**WHAT THE TASK REQUIRES**: Exactly as written, print out each entry in the data, with no pictures.

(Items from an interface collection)
---+---
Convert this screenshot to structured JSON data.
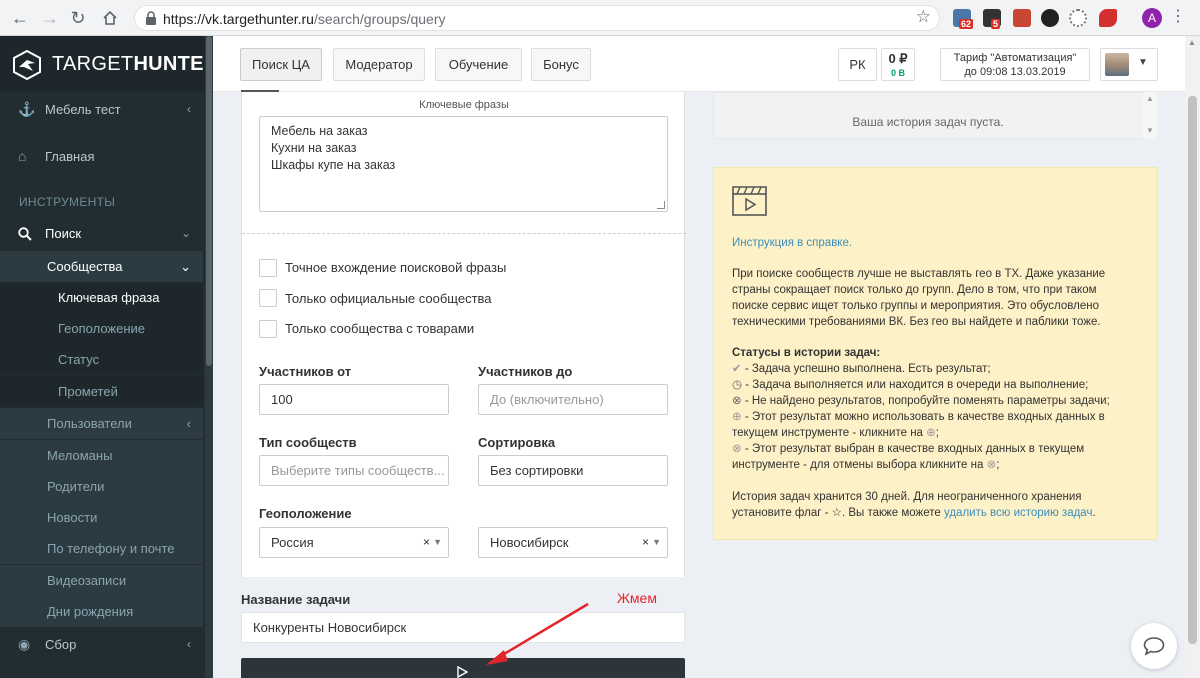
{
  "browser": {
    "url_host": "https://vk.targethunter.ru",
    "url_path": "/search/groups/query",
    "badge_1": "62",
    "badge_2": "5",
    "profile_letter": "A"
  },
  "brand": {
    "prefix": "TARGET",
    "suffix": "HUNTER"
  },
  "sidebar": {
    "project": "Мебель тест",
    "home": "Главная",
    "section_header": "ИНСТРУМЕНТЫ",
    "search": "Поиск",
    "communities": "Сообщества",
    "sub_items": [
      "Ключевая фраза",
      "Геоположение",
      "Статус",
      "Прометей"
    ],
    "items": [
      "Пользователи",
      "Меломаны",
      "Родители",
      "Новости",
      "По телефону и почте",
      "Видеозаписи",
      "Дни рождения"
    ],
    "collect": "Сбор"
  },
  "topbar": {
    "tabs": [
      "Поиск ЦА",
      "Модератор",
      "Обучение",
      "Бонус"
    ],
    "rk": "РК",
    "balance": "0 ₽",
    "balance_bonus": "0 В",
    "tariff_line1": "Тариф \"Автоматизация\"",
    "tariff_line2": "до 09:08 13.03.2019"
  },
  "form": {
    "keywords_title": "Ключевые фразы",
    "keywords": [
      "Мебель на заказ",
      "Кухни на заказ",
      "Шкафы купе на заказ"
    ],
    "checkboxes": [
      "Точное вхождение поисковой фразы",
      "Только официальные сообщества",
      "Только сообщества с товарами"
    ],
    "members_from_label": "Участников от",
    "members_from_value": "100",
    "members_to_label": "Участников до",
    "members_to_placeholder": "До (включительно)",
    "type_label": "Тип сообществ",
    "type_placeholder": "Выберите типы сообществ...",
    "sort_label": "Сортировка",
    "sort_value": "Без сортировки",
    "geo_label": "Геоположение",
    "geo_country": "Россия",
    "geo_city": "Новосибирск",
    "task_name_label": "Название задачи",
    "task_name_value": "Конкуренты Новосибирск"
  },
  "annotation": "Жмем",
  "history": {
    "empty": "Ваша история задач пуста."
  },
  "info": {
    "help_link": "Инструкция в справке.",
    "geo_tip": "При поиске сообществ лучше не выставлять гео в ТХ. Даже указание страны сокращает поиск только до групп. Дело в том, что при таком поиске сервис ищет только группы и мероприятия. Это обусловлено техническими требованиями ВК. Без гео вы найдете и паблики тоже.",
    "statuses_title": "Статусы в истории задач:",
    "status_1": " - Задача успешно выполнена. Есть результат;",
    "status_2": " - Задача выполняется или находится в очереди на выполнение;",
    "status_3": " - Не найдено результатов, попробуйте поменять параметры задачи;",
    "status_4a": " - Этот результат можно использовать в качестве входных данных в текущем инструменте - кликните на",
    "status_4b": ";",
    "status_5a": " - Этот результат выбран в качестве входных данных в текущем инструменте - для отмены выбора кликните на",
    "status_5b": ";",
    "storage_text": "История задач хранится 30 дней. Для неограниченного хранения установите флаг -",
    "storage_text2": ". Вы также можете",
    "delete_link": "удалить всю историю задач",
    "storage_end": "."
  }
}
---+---
**TASK OUTPUT**:
Convert this screenshot to structured JSON data.
{
  "browser": {
    "url_host": "https://vk.targethunter.ru",
    "url_path": "/search/groups/query",
    "badge_1": "62",
    "badge_2": "5",
    "profile_letter": "A"
  },
  "brand": {
    "prefix": "TARGET",
    "suffix": "HUNTER"
  },
  "sidebar": {
    "project": "Мебель тест",
    "home": "Главная",
    "section_header": "ИНСТРУМЕНТЫ",
    "search": "Поиск",
    "communities": "Сообщества",
    "sub_items": [
      "Ключевая фраза",
      "Геоположение",
      "Статус",
      "Прометей"
    ],
    "items": [
      "Пользователи",
      "Меломаны",
      "Родители",
      "Новости",
      "По телефону и почте",
      "Видеозаписи",
      "Дни рождения"
    ],
    "collect": "Сбор"
  },
  "topbar": {
    "tabs": [
      "Поиск ЦА",
      "Модератор",
      "Обучение",
      "Бонус"
    ],
    "rk": "РК",
    "balance": "0 ₽",
    "balance_bonus": "0 В",
    "tariff_line1": "Тариф \"Автоматизация\"",
    "tariff_line2": "до 09:08 13.03.2019"
  },
  "form": {
    "keywords_title": "Ключевые фразы",
    "keywords": [
      "Мебель на заказ",
      "Кухни на заказ",
      "Шкафы купе на заказ"
    ],
    "checkboxes": [
      "Точное вхождение поисковой фразы",
      "Только официальные сообщества",
      "Только сообщества с товарами"
    ],
    "members_from_label": "Участников от",
    "members_from_value": "100",
    "members_to_label": "Участников до",
    "members_to_placeholder": "До (включительно)",
    "type_label": "Тип сообществ",
    "type_placeholder": "Выберите типы сообществ...",
    "sort_label": "Сортировка",
    "sort_value": "Без сортировки",
    "geo_label": "Геоположение",
    "geo_country": "Россия",
    "geo_city": "Новосибирск",
    "task_name_label": "Название задачи",
    "task_name_value": "Конкуренты Новосибирск"
  },
  "annotation": "Жмем",
  "history": {
    "empty": "Ваша история задач пуста."
  },
  "info": {
    "help_link": "Инструкция в справке.",
    "geo_tip": "При поиске сообществ лучше не выставлять гео в ТХ. Даже указание страны сокращает поиск только до групп. Дело в том, что при таком поиске сервис ищет только группы и мероприятия. Это обусловлено техническими требованиями ВК. Без гео вы найдете и паблики тоже.",
    "statuses_title": "Статусы в истории задач:",
    "status_1": " - Задача успешно выполнена. Есть результат;",
    "status_2": " - Задача выполняется или находится в очереди на выполнение;",
    "status_3": " - Не найдено результатов, попробуйте поменять параметры задачи;",
    "status_4a": " - Этот результат можно использовать в качестве входных данных в текущем инструменте - кликните на",
    "status_4b": ";",
    "status_5a": " - Этот результат выбран в качестве входных данных в текущем инструменте - для отмены выбора кликните на",
    "status_5b": ";",
    "storage_text": "История задач хранится 30 дней. Для неограниченного хранения установите флаг -",
    "storage_text2": ". Вы также можете",
    "delete_link": "удалить всю историю задач",
    "storage_end": "."
  }
}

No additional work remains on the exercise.